▶ WHAT THIS TASK INVOLVES
If a line holds the word "viện", copy it from the entries.

▶ AVAILABLE RECORDS
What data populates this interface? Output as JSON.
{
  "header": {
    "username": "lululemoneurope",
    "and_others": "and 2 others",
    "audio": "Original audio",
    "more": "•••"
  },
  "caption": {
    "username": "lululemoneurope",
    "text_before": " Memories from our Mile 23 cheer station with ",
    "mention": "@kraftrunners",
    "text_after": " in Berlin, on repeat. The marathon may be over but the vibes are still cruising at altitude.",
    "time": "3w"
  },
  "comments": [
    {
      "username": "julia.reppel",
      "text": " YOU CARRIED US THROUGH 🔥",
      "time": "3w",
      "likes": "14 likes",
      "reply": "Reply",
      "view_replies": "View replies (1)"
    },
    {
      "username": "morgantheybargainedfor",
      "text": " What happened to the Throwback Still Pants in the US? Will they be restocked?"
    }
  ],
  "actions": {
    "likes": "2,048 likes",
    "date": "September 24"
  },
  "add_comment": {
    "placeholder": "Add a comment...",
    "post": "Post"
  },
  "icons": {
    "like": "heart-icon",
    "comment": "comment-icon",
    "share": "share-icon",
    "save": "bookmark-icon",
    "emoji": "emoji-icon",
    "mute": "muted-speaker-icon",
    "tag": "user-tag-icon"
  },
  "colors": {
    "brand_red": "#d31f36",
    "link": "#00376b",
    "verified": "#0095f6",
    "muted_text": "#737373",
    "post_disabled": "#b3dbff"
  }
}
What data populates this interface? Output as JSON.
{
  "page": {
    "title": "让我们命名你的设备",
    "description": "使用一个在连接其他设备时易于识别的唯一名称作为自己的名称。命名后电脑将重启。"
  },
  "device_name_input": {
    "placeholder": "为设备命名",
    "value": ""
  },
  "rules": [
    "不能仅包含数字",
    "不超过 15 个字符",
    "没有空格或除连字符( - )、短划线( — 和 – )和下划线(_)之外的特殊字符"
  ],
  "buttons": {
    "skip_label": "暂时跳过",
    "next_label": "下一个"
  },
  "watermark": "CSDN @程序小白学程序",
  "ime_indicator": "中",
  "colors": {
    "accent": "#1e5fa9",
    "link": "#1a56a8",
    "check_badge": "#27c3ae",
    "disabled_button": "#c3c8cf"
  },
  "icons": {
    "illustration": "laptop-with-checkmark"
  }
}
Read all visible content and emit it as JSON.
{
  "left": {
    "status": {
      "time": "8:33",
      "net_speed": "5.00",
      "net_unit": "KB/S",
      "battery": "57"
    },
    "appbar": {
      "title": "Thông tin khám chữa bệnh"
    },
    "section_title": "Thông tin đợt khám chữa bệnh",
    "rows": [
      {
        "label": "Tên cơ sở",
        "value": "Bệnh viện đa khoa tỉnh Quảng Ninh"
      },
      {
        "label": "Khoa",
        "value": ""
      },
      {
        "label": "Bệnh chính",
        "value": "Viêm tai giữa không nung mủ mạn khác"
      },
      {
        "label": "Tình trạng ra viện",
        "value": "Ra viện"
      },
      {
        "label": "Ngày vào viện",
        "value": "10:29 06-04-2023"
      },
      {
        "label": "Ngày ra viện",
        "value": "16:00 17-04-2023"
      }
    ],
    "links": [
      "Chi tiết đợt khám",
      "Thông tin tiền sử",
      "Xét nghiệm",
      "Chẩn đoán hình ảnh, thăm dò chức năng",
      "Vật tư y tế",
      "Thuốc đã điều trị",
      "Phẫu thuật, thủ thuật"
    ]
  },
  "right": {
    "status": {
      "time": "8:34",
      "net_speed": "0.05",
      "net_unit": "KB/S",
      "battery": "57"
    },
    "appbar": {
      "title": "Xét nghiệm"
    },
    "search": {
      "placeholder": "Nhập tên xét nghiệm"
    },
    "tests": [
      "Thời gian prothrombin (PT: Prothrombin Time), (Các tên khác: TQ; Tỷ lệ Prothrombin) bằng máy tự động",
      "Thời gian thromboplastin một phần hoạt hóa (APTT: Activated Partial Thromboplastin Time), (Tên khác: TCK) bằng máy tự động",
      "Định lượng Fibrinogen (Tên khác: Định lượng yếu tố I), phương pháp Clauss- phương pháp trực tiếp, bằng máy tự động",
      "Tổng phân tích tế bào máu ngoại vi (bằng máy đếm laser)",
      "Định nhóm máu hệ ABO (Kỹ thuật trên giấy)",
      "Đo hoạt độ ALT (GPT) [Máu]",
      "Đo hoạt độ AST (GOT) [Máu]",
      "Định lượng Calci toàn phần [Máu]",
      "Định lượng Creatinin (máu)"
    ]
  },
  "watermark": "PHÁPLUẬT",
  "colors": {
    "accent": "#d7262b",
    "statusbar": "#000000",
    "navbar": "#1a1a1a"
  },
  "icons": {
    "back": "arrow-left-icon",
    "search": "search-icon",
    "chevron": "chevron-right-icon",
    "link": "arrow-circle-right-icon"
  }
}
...
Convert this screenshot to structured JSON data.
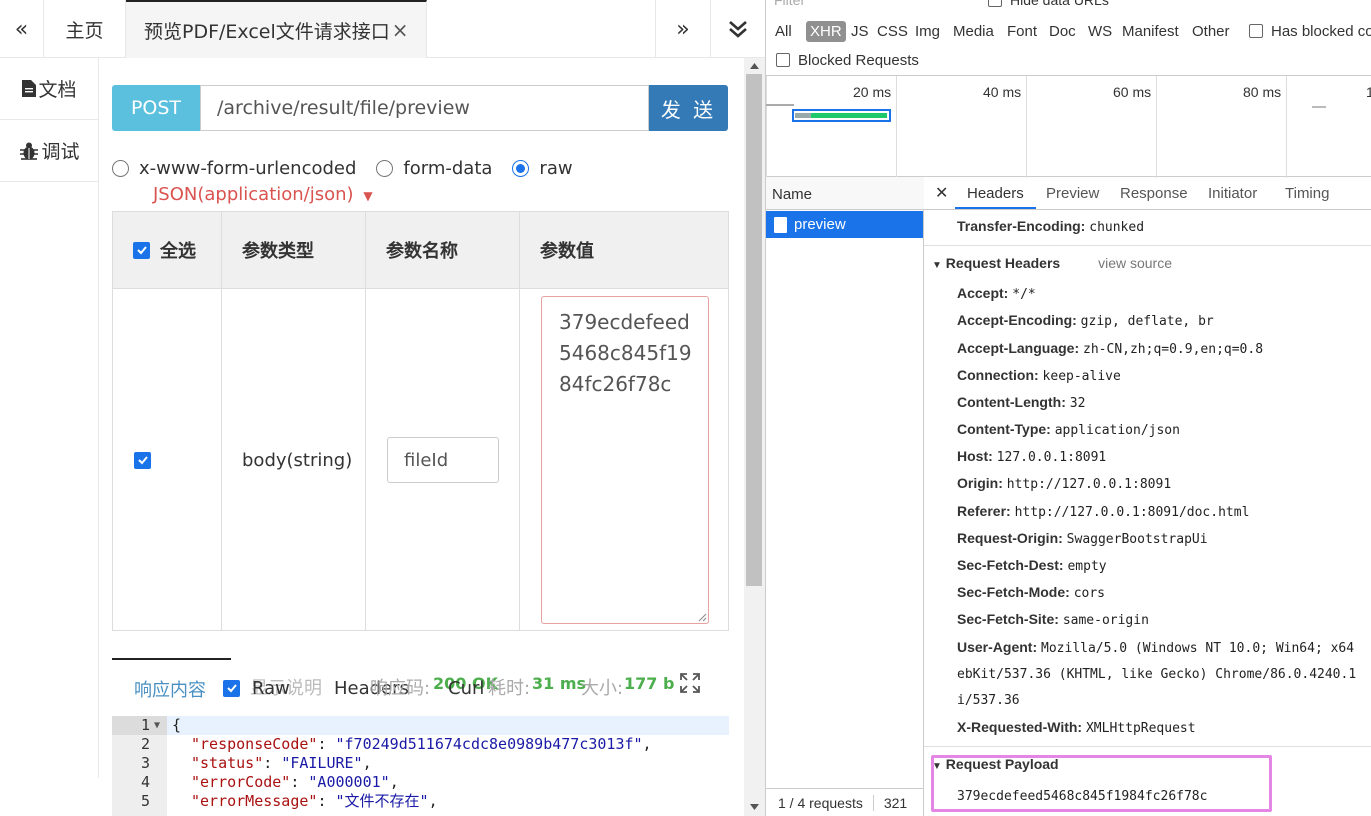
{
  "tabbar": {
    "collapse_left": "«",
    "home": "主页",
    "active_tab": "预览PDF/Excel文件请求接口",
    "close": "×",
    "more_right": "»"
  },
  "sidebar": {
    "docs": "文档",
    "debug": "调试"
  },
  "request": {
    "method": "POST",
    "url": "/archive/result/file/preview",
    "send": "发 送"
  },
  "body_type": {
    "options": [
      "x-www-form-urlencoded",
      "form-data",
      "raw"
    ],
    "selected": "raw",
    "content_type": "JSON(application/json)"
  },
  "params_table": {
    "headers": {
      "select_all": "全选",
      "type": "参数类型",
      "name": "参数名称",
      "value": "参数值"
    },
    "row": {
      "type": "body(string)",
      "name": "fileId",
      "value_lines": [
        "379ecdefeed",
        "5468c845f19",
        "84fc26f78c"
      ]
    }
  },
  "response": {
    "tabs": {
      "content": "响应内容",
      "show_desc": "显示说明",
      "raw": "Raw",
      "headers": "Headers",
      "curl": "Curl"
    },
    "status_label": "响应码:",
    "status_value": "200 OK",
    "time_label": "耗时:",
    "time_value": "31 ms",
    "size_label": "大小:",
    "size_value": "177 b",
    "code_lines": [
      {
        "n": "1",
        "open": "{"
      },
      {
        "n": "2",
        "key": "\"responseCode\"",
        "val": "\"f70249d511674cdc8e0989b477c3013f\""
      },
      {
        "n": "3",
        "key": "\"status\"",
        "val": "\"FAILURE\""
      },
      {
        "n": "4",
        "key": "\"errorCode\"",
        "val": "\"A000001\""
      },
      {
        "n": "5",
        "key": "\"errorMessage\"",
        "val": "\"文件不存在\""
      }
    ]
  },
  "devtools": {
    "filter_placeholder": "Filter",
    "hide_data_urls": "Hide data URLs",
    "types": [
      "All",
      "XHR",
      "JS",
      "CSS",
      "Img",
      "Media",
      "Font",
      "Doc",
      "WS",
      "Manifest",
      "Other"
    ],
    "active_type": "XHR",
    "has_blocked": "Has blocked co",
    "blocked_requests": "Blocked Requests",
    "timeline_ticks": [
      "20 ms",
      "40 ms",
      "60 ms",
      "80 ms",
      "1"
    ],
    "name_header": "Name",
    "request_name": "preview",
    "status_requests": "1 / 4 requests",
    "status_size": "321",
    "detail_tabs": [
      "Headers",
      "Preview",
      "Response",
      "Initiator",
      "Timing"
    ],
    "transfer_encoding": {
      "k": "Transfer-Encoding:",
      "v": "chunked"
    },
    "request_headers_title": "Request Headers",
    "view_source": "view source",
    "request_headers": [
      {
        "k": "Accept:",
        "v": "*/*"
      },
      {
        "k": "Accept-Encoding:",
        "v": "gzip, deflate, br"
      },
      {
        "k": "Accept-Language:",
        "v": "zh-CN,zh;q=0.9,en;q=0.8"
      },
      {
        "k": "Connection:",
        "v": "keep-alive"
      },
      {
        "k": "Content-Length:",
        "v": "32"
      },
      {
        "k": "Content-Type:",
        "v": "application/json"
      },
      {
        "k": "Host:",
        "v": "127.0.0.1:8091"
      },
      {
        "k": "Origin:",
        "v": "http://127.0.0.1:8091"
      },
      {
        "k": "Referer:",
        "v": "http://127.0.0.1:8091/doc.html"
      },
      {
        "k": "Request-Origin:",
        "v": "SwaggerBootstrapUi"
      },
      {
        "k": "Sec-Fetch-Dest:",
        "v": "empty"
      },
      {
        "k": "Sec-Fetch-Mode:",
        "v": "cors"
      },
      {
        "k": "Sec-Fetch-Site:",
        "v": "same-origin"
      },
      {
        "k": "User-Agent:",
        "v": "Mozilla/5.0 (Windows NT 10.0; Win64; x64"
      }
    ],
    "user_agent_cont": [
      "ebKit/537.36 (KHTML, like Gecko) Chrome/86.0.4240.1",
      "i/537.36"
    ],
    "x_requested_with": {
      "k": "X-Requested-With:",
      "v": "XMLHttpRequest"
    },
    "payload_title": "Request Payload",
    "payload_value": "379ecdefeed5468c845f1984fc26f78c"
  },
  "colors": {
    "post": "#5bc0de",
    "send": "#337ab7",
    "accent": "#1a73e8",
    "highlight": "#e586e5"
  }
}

▶ RESULT OF THE EXERCISE
        "value": "Bệnh viện đa khoa tỉnh Quảng Ninh"
        "label": "Tình trạng ra viện",
        "value": "Ra viện"
        "label": "Ngày vào viện",
        "label": "Ngày ra viện",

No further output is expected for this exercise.